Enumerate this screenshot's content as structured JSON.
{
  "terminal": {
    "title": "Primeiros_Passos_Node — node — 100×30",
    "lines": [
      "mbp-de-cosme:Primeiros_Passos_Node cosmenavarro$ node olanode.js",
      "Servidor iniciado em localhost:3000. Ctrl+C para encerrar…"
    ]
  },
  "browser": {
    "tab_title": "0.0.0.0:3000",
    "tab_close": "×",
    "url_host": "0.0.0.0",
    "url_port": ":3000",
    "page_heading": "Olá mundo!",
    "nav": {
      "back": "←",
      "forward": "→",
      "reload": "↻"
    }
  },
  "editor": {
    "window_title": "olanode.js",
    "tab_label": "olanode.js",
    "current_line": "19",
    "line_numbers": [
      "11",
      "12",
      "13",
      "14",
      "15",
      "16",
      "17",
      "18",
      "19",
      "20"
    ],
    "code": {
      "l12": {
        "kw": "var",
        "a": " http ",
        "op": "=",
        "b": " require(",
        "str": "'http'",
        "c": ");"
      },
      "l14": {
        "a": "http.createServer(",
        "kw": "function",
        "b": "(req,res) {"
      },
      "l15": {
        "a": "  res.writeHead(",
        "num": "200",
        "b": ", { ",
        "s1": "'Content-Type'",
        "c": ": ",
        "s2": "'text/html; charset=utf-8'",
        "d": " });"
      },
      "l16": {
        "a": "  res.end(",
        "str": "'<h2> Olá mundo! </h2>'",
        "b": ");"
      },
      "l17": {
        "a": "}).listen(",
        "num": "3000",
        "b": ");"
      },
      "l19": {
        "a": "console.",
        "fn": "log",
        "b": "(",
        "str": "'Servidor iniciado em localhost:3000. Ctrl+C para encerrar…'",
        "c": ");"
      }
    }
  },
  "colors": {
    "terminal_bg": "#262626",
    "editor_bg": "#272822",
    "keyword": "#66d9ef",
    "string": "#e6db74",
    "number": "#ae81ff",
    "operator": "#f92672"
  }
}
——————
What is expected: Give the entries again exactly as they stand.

Expected answer:
Enumerate this screenshot's content as structured JSON.
{
  "terminal": {
    "title": "Primeiros_Passos_Node — node — 100×30",
    "lines": [
      "mbp-de-cosme:Primeiros_Passos_Node cosmenavarro$ node olanode.js",
      "Servidor iniciado em localhost:3000. Ctrl+C para encerrar…"
    ]
  },
  "browser": {
    "tab_title": "0.0.0.0:3000",
    "tab_close": "×",
    "url_host": "0.0.0.0",
    "url_port": ":3000",
    "page_heading": "Olá mundo!",
    "nav": {
      "back": "←",
      "forward": "→",
      "reload": "↻"
    }
  },
  "editor": {
    "window_title": "olanode.js",
    "tab_label": "olanode.js",
    "current_line": "19",
    "line_numbers": [
      "11",
      "12",
      "13",
      "14",
      "15",
      "16",
      "17",
      "18",
      "19",
      "20"
    ],
    "code": {
      "l12": {
        "kw": "var",
        "a": " http ",
        "op": "=",
        "b": " require(",
        "str": "'http'",
        "c": ");"
      },
      "l14": {
        "a": "http.createServer(",
        "kw": "function",
        "b": "(req,res) {"
      },
      "l15": {
        "a": "  res.writeHead(",
        "num": "200",
        "b": ", { ",
        "s1": "'Content-Type'",
        "c": ": ",
        "s2": "'text/html; charset=utf-8'",
        "d": " });"
      },
      "l16": {
        "a": "  res.end(",
        "str": "'<h2> Olá mundo! </h2>'",
        "b": ");"
      },
      "l17": {
        "a": "}).listen(",
        "num": "3000",
        "b": ");"
      },
      "l19": {
        "a": "console.",
        "fn": "log",
        "b": "(",
        "str": "'Servidor iniciado em localhost:3000. Ctrl+C para encerrar…'",
        "c": ");"
      }
    }
  },
  "colors": {
    "terminal_bg": "#262626",
    "editor_bg": "#272822",
    "keyword": "#66d9ef",
    "string": "#e6db74",
    "number": "#ae81ff",
    "operator": "#f92672"
  }
}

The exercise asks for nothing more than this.